### Assignment
Top to bottom, give the entries again exactly as written.

**** Data for the task ****

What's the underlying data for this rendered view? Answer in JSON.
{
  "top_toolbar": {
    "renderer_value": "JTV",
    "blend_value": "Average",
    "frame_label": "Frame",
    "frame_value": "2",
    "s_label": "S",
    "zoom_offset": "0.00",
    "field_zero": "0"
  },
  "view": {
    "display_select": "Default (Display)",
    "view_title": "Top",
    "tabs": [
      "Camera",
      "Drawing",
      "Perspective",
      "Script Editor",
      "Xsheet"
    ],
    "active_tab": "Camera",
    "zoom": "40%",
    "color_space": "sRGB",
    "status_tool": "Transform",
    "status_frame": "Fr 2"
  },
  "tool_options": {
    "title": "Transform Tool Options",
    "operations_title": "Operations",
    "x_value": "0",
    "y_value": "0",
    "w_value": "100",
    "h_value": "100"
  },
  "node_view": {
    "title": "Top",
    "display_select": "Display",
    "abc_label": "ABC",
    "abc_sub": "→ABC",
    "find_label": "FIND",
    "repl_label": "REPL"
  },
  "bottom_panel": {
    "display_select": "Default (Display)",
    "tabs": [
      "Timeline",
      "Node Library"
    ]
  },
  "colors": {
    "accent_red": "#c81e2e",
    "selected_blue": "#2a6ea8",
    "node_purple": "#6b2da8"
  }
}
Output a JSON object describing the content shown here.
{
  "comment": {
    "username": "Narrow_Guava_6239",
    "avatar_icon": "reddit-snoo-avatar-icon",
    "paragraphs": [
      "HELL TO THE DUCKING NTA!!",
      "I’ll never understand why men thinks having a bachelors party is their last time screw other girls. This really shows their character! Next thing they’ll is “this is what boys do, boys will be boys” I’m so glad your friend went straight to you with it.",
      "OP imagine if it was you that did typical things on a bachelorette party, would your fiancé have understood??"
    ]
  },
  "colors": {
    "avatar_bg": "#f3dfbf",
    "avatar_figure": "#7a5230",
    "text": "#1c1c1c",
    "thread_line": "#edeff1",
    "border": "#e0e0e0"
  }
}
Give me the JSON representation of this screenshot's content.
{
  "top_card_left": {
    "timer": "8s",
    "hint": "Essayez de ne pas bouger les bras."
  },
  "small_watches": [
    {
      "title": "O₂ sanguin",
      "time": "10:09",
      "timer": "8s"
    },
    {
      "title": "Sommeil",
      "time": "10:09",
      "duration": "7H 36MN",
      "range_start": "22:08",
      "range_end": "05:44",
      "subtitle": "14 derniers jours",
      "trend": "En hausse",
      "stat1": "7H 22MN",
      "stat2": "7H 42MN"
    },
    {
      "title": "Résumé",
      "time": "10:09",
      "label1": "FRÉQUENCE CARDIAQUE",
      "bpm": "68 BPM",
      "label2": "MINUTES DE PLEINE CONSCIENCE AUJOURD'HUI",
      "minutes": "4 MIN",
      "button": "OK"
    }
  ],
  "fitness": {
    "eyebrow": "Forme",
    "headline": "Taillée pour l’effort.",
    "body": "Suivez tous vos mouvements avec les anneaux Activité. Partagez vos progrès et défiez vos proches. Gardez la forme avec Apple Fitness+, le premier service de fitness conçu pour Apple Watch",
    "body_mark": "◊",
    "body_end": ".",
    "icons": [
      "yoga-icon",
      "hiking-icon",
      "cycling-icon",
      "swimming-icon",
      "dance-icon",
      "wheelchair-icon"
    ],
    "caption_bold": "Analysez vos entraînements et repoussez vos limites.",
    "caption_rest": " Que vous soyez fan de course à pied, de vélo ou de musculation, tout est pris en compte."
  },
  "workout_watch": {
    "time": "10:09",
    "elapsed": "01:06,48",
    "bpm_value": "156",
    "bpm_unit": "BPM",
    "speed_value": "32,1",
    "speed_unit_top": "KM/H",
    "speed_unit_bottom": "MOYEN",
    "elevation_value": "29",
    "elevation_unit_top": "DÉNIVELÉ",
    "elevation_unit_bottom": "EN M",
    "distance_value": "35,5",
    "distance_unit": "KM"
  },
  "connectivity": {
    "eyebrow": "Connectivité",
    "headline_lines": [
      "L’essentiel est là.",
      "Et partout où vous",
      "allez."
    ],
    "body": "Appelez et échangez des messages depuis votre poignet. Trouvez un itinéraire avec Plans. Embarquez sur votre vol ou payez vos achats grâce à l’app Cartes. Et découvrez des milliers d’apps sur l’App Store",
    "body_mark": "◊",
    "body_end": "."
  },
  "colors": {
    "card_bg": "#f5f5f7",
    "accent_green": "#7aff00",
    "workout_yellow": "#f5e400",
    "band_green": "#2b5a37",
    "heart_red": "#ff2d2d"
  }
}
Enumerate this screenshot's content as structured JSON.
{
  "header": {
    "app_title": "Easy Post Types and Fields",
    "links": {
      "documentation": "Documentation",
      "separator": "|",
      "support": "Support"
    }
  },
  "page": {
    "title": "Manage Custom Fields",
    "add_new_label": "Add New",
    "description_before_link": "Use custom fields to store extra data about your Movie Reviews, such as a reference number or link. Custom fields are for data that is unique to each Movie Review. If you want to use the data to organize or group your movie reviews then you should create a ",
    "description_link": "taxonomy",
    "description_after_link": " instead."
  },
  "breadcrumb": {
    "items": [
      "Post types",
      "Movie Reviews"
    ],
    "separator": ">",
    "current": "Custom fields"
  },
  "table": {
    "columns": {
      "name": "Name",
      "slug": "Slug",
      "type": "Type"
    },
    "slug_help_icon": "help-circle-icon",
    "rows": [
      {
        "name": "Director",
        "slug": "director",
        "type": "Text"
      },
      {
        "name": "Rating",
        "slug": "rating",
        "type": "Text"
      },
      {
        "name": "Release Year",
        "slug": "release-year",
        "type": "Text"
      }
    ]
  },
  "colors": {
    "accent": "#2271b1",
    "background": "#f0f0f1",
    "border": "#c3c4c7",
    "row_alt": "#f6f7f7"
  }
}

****

### Solution to this task
What's the underlying data for this rendered view? Answer in JSON.
{
  "top_toolbar": {
    "renderer_value": "JTV",
    "blend_value": "Average",
    "frame_label": "Frame",
    "frame_value": "2",
    "s_label": "S",
    "zoom_offset": "0.00",
    "field_zero": "0"
  },
  "view": {
    "display_select": "Default (Display)",
    "view_title": "Top",
    "tabs": [
      "Camera",
      "Drawing",
      "Perspective",
      "Script Editor",
      "Xsheet"
    ],
    "active_tab": "Camera",
    "zoom": "40%",
    "color_space": "sRGB",
    "status_tool": "Transform",
    "status_frame": "Fr 2"
  },
  "tool_options": {
    "title": "Transform Tool Options",
    "operations_title": "Operations",
    "x_value": "0",
    "y_value": "0",
    "w_value": "100",
    "h_value": "100"
  },
  "node_view": {
    "title": "Top",
    "display_select": "Display",
    "abc_label": "ABC",
    "abc_sub": "→ABC",
    "find_label": "FIND",
    "repl_label": "REPL"
  },
  "bottom_panel": {
    "display_select": "Default (Display)",
    "tabs": [
      "Timeline",
      "Node Library"
    ]
  },
  "colors": {
    "accent_red": "#c81e2e",
    "selected_blue": "#2a6ea8",
    "node_purple": "#6b2da8"
  }
}
Output a JSON object describing the content shown here.
{
  "comment": {
    "username": "Narrow_Guava_6239",
    "avatar_icon": "reddit-snoo-avatar-icon",
    "paragraphs": [
      "HELL TO THE DUCKING NTA!!",
      "I’ll never understand why men thinks having a bachelors party is their last time screw other girls. This really shows their character! Next thing they’ll is “this is what boys do, boys will be boys” I’m so glad your friend went straight to you with it.",
      "OP imagine if it was you that did typical things on a bachelorette party, would your fiancé have understood??"
    ]
  },
  "colors": {
    "avatar_bg": "#f3dfbf",
    "avatar_figure": "#7a5230",
    "text": "#1c1c1c",
    "thread_line": "#edeff1",
    "border": "#e0e0e0"
  }
}
Give me the JSON representation of this screenshot's content.
{
  "top_card_left": {
    "timer": "8s",
    "hint": "Essayez de ne pas bouger les bras."
  },
  "small_watches": [
    {
      "title": "O₂ sanguin",
      "time": "10:09",
      "timer": "8s"
    },
    {
      "title": "Sommeil",
      "time": "10:09",
      "duration": "7H 36MN",
      "range_start": "22:08",
      "range_end": "05:44",
      "subtitle": "14 derniers jours",
      "trend": "En hausse",
      "stat1": "7H 22MN",
      "stat2": "7H 42MN"
    },
    {
      "title": "Résumé",
      "time": "10:09",
      "label1": "FRÉQUENCE CARDIAQUE",
      "bpm": "68 BPM",
      "label2": "MINUTES DE PLEINE CONSCIENCE AUJOURD'HUI",
      "minutes": "4 MIN",
      "button": "OK"
    }
  ],
  "fitness": {
    "eyebrow": "Forme",
    "headline": "Taillée pour l’effort.",
    "body": "Suivez tous vos mouvements avec les anneaux Activité. Partagez vos progrès et défiez vos proches. Gardez la forme avec Apple Fitness+, le premier service de fitness conçu pour Apple Watch",
    "body_mark": "◊",
    "body_end": ".",
    "icons": [
      "yoga-icon",
      "hiking-icon",
      "cycling-icon",
      "swimming-icon",
      "dance-icon",
      "wheelchair-icon"
    ],
    "caption_bold": "Analysez vos entraînements et repoussez vos limites.",
    "caption_rest": " Que vous soyez fan de course à pied, de vélo ou de musculation, tout est pris en compte."
  },
  "workout_watch": {
    "time": "10:09",
    "elapsed": "01:06,48",
    "bpm_value": "156",
    "bpm_unit": "BPM",
    "speed_value": "32,1",
    "speed_unit_top": "KM/H",
    "speed_unit_bottom": "MOYEN",
    "elevation_value": "29",
    "elevation_unit_top": "DÉNIVELÉ",
    "elevation_unit_bottom": "EN M",
    "distance_value": "35,5",
    "distance_unit": "KM"
  },
  "connectivity": {
    "eyebrow": "Connectivité",
    "headline_lines": [
      "L’essentiel est là.",
      "Et partout où vous",
      "allez."
    ],
    "body": "Appelez et échangez des messages depuis votre poignet. Trouvez un itinéraire avec Plans. Embarquez sur votre vol ou payez vos achats grâce à l’app Cartes. Et découvrez des milliers d’apps sur l’App Store",
    "body_mark": "◊",
    "body_end": "."
  },
  "colors": {
    "card_bg": "#f5f5f7",
    "accent_green": "#7aff00",
    "workout_yellow": "#f5e400",
    "band_green": "#2b5a37",
    "heart_red": "#ff2d2d"
  }
}
Enumerate this screenshot's content as structured JSON.
{
  "header": {
    "app_title": "Easy Post Types and Fields",
    "links": {
      "documentation": "Documentation",
      "separator": "|",
      "support": "Support"
    }
  },
  "page": {
    "title": "Manage Custom Fields",
    "add_new_label": "Add New",
    "description_before_link": "Use custom fields to store extra data about your Movie Reviews, such as a reference number or link. Custom fields are for data that is unique to each Movie Review. If you want to use the data to organize or group your movie reviews then you should create a ",
    "description_link": "taxonomy",
    "description_after_link": " instead."
  },
  "breadcrumb": {
    "items": [
      "Post types",
      "Movie Reviews"
    ],
    "separator": ">",
    "current": "Custom fields"
  },
  "table": {
    "columns": {
      "name": "Name",
      "slug": "Slug",
      "type": "Type"
    },
    "slug_help_icon": "help-circle-icon",
    "rows": [
      {
        "name": "Director",
        "slug": "director",
        "type": "Text"
      },
      {
        "name": "Rating",
        "slug": "rating",
        "type": "Text"
      },
      {
        "name": "Release Year",
        "slug": "release-year",
        "type": "Text"
      }
    ]
  },
  "colors": {
    "accent": "#2271b1",
    "background": "#f0f0f1",
    "border": "#c3c4c7",
    "row_alt": "#f6f7f7"
  }
}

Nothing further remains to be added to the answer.